Neuralstem's underlying fundamentals and promise have caught the media's attention. FOX TV recently featured a story about a man, named Ted Harada, who underwent a human stem cell transplant for ALS as part of an Emory study conducted by Neuralstem. Ted explained how the "fact" that what Neuralstem was offering was so "cutting edge [in] science and medicine" motivated him to enroll. Stem cells were transplanted into Ted's lower spine and, despite the poor prognosis of ALS, conditions got better. He was able to walk through his neighborhood without a cane and, when pains came back, he had more than enough stem cells alive to make a surgery operation viable. Hitherto, ALS was believed to be invariably fatal; but Ted now says he is doing okay, and the hope motivates him.
Fortunately, Neuralstem recently received a patent covering the culturing and transplanting of CNS cells into the spinal cord to treat neurodegenerative diseases, such as ALS. The company is also targeting other major CNS conditions with its cell therapy platform, such as spinal cord injury, ischemic spastic paraplegia, and chronic stroke. An Investigational New Drug application was submitted to the FDA for a Phase I safety trial studying chronic spinal cord injury. And Neuralstem is also doing a Phase 1b study on NSI-189, a neurogenic small molecule compound targeting major depressive disorder ("MDD").
With tremendous promise and certainly groundbreaking hope for sufferers, Neuralstem is likely to see greater liquidity as the trials advance. The firm cultures stem cells in its very own laboratories, so stories like Ted will convince others to seek enrollment in the orphan solution. While the lack of scientific understanding behind ALS precludes emerging entrants (read: potential competition) and downside, the impressive data thus far support nothing but reward going forward. Over the last 3 months, Geron (GERN) more than doubled in value through developments for its cancer therapies that are - while some time off from showcasing meaningful outcome - very promising. Neuralstem's stock is likely to achieve similar results from speculation in the short-term and the fundamentals in the longer-term. Accordingly, I recommend buying shares now to capitalize off this breakthrough story.

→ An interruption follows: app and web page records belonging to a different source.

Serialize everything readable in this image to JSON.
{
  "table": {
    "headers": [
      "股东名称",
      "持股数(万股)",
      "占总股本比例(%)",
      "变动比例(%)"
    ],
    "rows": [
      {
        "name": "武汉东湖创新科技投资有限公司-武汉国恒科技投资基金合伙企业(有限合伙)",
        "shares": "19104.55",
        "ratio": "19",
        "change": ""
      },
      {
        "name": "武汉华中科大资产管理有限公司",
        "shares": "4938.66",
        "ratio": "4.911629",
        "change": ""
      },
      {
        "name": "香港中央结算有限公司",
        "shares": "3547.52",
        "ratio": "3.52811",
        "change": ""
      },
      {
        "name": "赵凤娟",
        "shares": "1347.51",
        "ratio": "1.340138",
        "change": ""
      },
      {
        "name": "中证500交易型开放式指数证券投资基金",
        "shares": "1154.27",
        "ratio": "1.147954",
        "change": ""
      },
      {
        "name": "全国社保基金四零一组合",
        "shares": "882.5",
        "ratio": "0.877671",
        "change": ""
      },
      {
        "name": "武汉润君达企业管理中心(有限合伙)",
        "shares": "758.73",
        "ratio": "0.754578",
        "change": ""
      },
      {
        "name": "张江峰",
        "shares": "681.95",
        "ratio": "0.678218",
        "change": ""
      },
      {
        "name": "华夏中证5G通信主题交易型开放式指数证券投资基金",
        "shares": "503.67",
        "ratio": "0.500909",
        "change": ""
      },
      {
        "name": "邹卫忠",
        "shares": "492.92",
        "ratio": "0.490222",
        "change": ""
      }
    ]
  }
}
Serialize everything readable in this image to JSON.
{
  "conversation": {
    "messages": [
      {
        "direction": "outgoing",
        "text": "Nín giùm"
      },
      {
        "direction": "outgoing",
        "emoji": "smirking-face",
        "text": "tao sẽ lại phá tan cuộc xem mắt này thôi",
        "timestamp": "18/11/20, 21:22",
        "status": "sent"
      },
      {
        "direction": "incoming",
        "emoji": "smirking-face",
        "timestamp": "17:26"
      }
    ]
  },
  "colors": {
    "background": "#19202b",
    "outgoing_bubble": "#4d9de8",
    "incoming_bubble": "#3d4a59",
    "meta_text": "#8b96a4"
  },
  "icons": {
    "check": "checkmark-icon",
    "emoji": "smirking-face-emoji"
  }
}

In conclusion, Arena and Vivus are worthy of, at best, a "hold" right now. While it certainly merited the market excitement that it generated, at this point, there is too little room for a "value play." Other firms, like Geron and Neuralstem, however, are targeting markets where few have gone far before... and succeeding in the process. The moral of the story is "try not to be too late to the punch bowl"... and, if you are late for the one you wanted, just go to another party.